The Brazilian presidential campaign is now officially underway, with candidates holding rallies, attending debates, and preparing their television and radio spots. Now, more than ever, polls will play a big part in the candidates’ strategies – and they will also influence the press, the markets, and political pundits. Some institutes have set themselves apart from the rest over the years and, thanks to methodological evolutions, the main pollsters tend to publish similar numbers as Election Day draws closer. However, important differences in how questions are formulated (or how the voters are approached) remain.
Last week, three major polling institutes released their latest surveys, all with fairly similar results. CNT/MDA, Ibope, and Datafolha all showed Lula with almost 40 percent of voting intentions for president and far-right candidate Jair Bolsonaro in second, close to the 20-percent mark. In scenarios with Lula, the two frontrunners are way ahead of the rest of the pack – with Marina Silva coming in third, never polling better than 8 percent.

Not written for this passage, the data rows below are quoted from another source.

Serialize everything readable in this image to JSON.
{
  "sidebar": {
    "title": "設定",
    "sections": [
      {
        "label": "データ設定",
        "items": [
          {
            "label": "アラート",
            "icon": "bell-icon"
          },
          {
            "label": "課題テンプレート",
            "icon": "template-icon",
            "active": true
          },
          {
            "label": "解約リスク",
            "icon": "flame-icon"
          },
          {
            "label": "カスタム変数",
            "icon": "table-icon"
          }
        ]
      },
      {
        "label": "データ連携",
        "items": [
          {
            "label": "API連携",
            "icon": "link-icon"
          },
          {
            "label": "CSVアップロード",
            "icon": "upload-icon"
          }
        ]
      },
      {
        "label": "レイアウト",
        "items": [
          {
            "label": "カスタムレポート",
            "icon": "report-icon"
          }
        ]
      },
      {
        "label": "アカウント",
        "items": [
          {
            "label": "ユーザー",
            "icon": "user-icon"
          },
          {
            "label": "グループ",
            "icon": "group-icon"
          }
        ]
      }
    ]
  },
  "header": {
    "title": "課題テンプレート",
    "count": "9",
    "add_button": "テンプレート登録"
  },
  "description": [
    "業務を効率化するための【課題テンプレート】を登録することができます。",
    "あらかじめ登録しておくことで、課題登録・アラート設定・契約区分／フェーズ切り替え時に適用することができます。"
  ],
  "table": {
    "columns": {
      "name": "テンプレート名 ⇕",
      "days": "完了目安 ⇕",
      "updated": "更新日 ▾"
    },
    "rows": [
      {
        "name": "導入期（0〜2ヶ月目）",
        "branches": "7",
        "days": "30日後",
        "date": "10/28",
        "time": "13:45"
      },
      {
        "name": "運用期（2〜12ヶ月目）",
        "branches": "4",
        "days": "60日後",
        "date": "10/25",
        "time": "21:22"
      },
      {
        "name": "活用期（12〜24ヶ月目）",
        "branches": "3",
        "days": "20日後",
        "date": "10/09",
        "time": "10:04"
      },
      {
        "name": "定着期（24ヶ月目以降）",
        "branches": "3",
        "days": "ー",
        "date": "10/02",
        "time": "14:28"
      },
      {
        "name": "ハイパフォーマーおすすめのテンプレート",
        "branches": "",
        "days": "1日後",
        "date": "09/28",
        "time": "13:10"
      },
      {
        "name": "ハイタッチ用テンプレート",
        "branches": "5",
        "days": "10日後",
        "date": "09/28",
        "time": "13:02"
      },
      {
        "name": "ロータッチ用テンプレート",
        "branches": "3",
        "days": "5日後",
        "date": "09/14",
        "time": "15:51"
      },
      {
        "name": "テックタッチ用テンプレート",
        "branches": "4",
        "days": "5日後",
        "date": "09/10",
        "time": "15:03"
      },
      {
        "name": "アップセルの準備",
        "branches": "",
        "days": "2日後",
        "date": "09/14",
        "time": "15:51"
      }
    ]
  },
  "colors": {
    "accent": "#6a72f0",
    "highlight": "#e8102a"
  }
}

But let’s focus on the scenarios which present Fernando Haddad as the Workers’ Party’s candidate, as Lula is unlikely to stay on the ballot. The former Mayor of São Paulo coordinated the party’s political program for the election and is Lula’s nominee for vice president. If (or when) Lula’s name is barred by the Electoral Justice system, Mr. Haddad would step in as the true candidate.